New guidelines that will soon place restrictions on uninsured borrowers looking to secure a mortgage have — as one Ottawa realtor puts it — kicked the pursuit of a home into "overdrive."
Earlier this month, the Office of the Superintendent of Financial Institutions (OSFI) released guidelines for the mortgage industry that will take effect on Jan. 1, 2018.
One of the major new rules is a requirement to subject uninsured borrowers to a "stress test."
At the moment, anyone who puts down more than 20 per cent of the value of a home doesn't have to pay for mortgage insurance, and is considered an uninsured borrower.
Only insured borrowers — those who put down less than 20 per cent — are required to undergo a stress test of their finances, something they've faced since last year.
The test consists of ensuring the borrower would be able to pay back the loan if interest rates become higher than they are today. It was part of an attempt to rein in personal debt.

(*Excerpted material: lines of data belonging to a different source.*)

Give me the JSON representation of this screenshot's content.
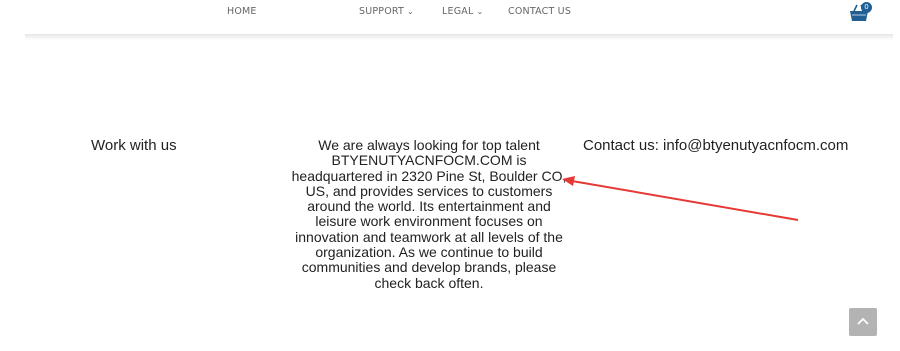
{
  "nav": {
    "items": [
      {
        "label": "HOME",
        "has_dropdown": false
      },
      {
        "label": "SUPPORT",
        "has_dropdown": true
      },
      {
        "label": "LEGAL",
        "has_dropdown": true
      },
      {
        "label": "CONTACT US",
        "has_dropdown": false
      }
    ],
    "cart_count": "0"
  },
  "content": {
    "work_title": "Work with us",
    "paragraph": "We are always looking for top talent BTYENUTYACNFOCM.COM is headquartered in 2320 Pine St, Boulder CO,    US, and provides services to customers around the world. Its entertainment and leisure work environment focuses on innovation and teamwork at all levels of the organization. As we continue to build communities and develop brands, please check back often.",
    "contact": "Contact us: info@btyenutyacnfocm.com"
  },
  "icons": {
    "cart": "shopping-cart-icon",
    "scroll_top": "chevron-up-icon",
    "annotation": "red-arrow"
  },
  "colors": {
    "nav_text": "#666666",
    "badge": "#1f5f93",
    "annotation_arrow": "#e53935",
    "scroll_button": "#b3b3b3"
  }
}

Under OSFI's new rules, people would have to show they can afford their mortgage payments at either the five-year average rate posted by the Bank of Canada, or two percentage points higher than whatever deal they were able to negotiate — whichever measurement is higher.
Will affect certain groups
"[They're] trying to ensure that consumers recognize that rates may go up in the future ... and also to address more unsecured debt that consumers tend to be carrying," said Dorothy Smith, an Ottawa mortgage broker.
While buyers who put down more than 20 per cent have more "flexibility" in terms of qualifying for the length and rate of the mortgage they're looking for, most don't hit that threshold in the first place, Smith said.
Still, the new rules could affect certain demographics, she said — like first-time home buyers who are using family gifts to help purchase property, or have started a new job and are willing to make a large down payment, knowing their salary will eventually go up.
"I would never suggest anyone rush out and buy a house just for the sake of a rate increase or a policy change," Smith said.
"But it definitely is something [where] those people should be calling their broker to see if there is going to be an impact on them personally, based on what they've qualified for."
'They're looking to buy now'
Ottawa realtor Jonathan Hull said many of his clients have "kicked it into overdrive" as the deadline to get a mortgage under the current rules approaches.
"They're going to lose a little bit of buying power when January 1st rolls around. So they're looking to buy now," said Hull, who was hosting an open house in the city's Pineview neighbourhood Sunday afternoon.
"They're going to lose anywhere from $50,000 to $100,000 in buying power, depending on where they are on the scale ... it could take them from being able to afford a home, to not being able to afford a home."
One TD Bank economist has estimated that a potential buyer of a $1-million home who put 20 per cent down would see their purchasing power knocked down by about 15 per cent.
Hull said he just closed a deal with a first-time home buyer who was planning to purchase a home in the summer of 2018, but sped things up when the OSFI announced the new guidelines.
He said he believed the stress test guidelines were, ultimately, a good idea.
"The Bank of Canada knows what's going on. If they're stress testing at these interest rates, there's a good chance that the interest rates are going to be at that point — or near it at some point," Hull said.
"And we want to avoid what happened down south of the border, right? We don't want to have a housing collapse."
'A little bit upsetting'
Ashleigh Moore and her family were among those who attended Hull's open house on the weekend.
She said she was planning to put down more than 20 per cent on her next home purchase, and intentionally sought pre-approval for a mortgage ahead of the deadline so that her family would have as much buying power as possible.
"In the event that we do find something that we fall in love with, and is a forever home, we'll have the top dollar that we can work with," Moore said.
"There are some things that need to go into effect to ensure the security of our real estate market. But, obviously, anything that makes it a little bit tougher to buy a home is a little bit upsetting."